Exclusive Look at HandX Robotic-Assisted Surgical Device from Human Xtensions (Feb 17)

Surgical robotics is dominated by various versions of the da Vinci system from Intuitive Surgical, a competent but expensive tool that’s become a standard in modern advanced hospitals. It took Intuitive about 30 years to achieve this status, but there are systems from J&J, Medtronic, CMR Surgical, and others that are chipping away at the company’s dominance. All of these systems operate under the “master-slave” concept, which involves a surgeon sitting behind a console, away from the patient, who manipulates the mechanical arms of the robot via some kind of joystick-like device.

Thanks to kind support from Biomed Israel, the leading international Life Science and HealthTech conference in Israel (see more below), we met with Ronen Castro, the CEO of Human Xtensions at the company’s offices in Netanya, Israel.

Ronen told us about Dr. Amir Szold, a leading laparoscopic surgeon in Israel, who suggested making a laparoscopic hand-held device that has the articulation features of the existing robots, but keeps the surgeon with the patient. He felt that most of the technology in existing robotic systems does not deliver real benefits, instead complicating matters and creating costs. He imagined distilling out the beneficial concepts of surgical robots into a small, easy to use device that laparoscopic surgeons can adopt quickly.



Human Xtensions, founded as a result of this idea, thanks to its multi-disciplinary team of engineers, created the unique HandX system. It has the same degrees of freedom as the larger robots, but in a hand-held device that can be quickly adopted by laparoscopic surgeons, and which doesn’t require the surgical staff to radically change how to prep for and perform existing procedures.

We had a chance to try out manipulating a couple laparoscopic tools using the HandX. The device looks futuristic and at first the controls seem awkward and unfamiliar. But once it’s placed into your hand, the controls don’t need much explaining and become second nature almost immediately. For example, the movements of the jaws of the grasper mimic how your fingertips push onto the tabs of the controller, following along as you squeeze and release. Pan and tilt of the wrist does the same at the articulated distal tip.

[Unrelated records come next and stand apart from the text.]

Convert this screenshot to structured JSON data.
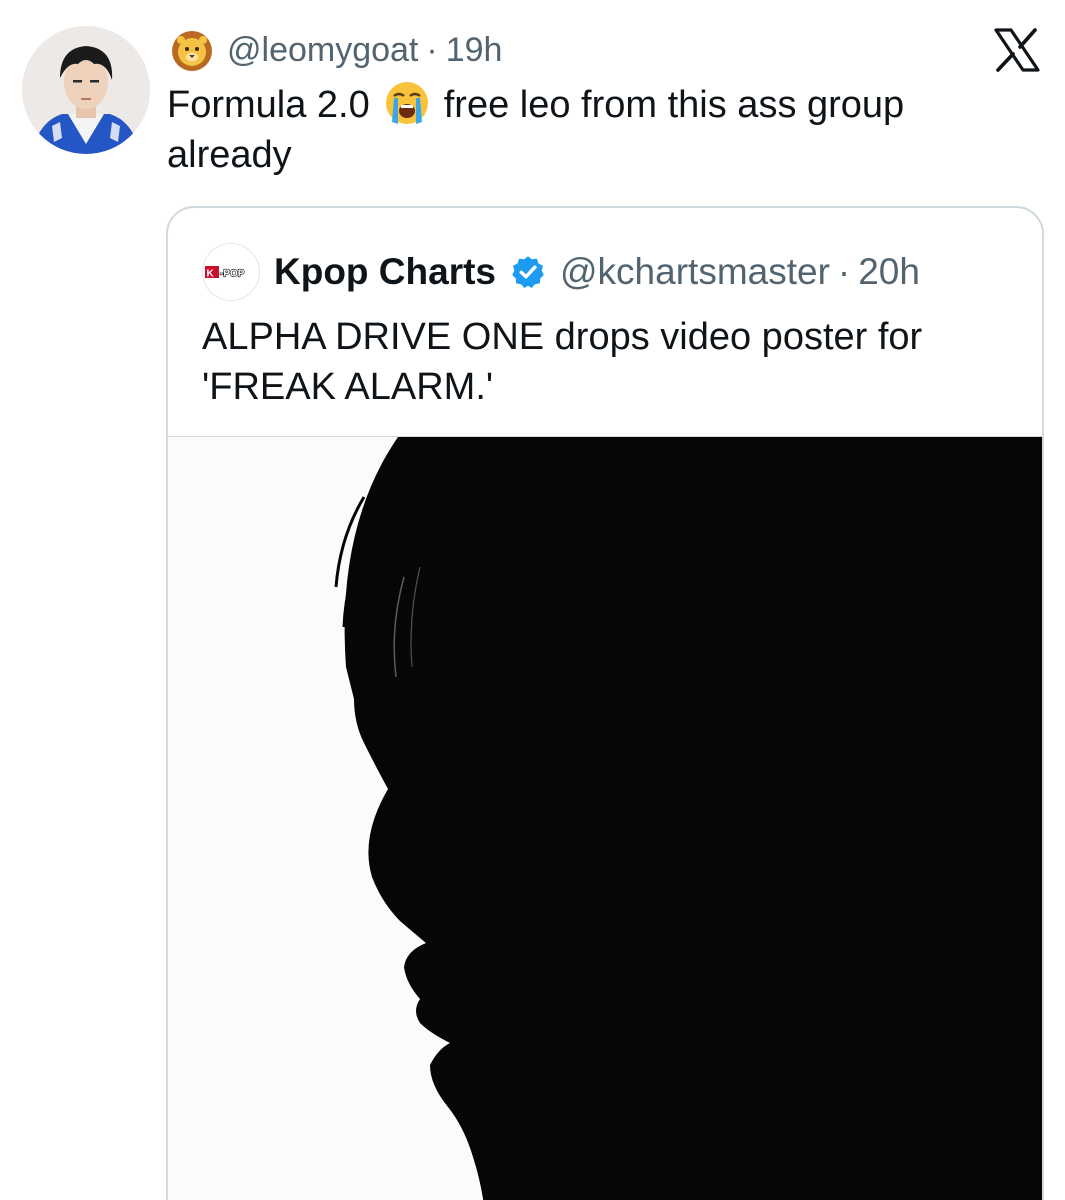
{
  "tweet": {
    "handle": "@leomygoat",
    "separator": "·",
    "time": "19h",
    "text_part1": "Formula 2.0",
    "text_part2": "free leo from this ass group already",
    "avatar_icon": "profile-photo",
    "handle_emoji": "lion-face-emoji",
    "text_emoji": "loudly-crying-face-emoji"
  },
  "brand_icon": "x-logo-icon",
  "quote": {
    "avatar_label": "K-POP",
    "name": "Kpop Charts",
    "verified_icon": "verified-badge-icon",
    "handle": "@kchartsmaster",
    "separator": "·",
    "time": "20h",
    "text": "ALPHA DRIVE ONE drops video poster for 'FREAK ALARM.'",
    "media": "profile-silhouette-image"
  },
  "colors": {
    "text_primary": "#0f1419",
    "text_secondary": "#536471",
    "border": "#cfd9de",
    "verified": "#1d9bf0"
  }
}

Tools that can be snapped in and out of the controller can have up to 8 degrees of freedom, of which four are motorized and four are manual. And they are small tools, all being a diameter of 5 mm compared to da Vinci’s smallest being 8 mm, making them a bit less invasive and leaving a smaller skin mark. As other laparoscopic systems, Human Xtensions’ technology can be used in a wide variety of abdominal surgical procedures, such as GI, hernia, collorectal, thoracic, etc.

This new way of controlling laparoscopic tools the company describes as “endo-robotic surgery”. Its leadership sees it as being able to disrupt the existing market, thanks to significant cost reductions, all while offering surgeons capabilities previously only available from very expensive robotic systems. Moreover, there’s potential for this technology to motivate more surgeons to adopt the minimally invasive approach, as about 50% of surgical procedures in the U.S. are still done in an open fashion.

Currently, the awkwardness of conventional laparoscopic tools keeps many physicians from using them in a variety of cases. Surgeons end up manipulating laparoscopic devices to the limits of their own hands, and this causes quite a bit of physical and mental stress during procedures. The HandX, which mechanizes and motorizes four degrees of freedom compared to conventional devices, should make laparoscopy much more accessible to more physicians and make it applicable to a greater variety of procedures. Interestingly, the device has the option to reverse the tilting of articulated tips of its devices for those that feel that to be more natural.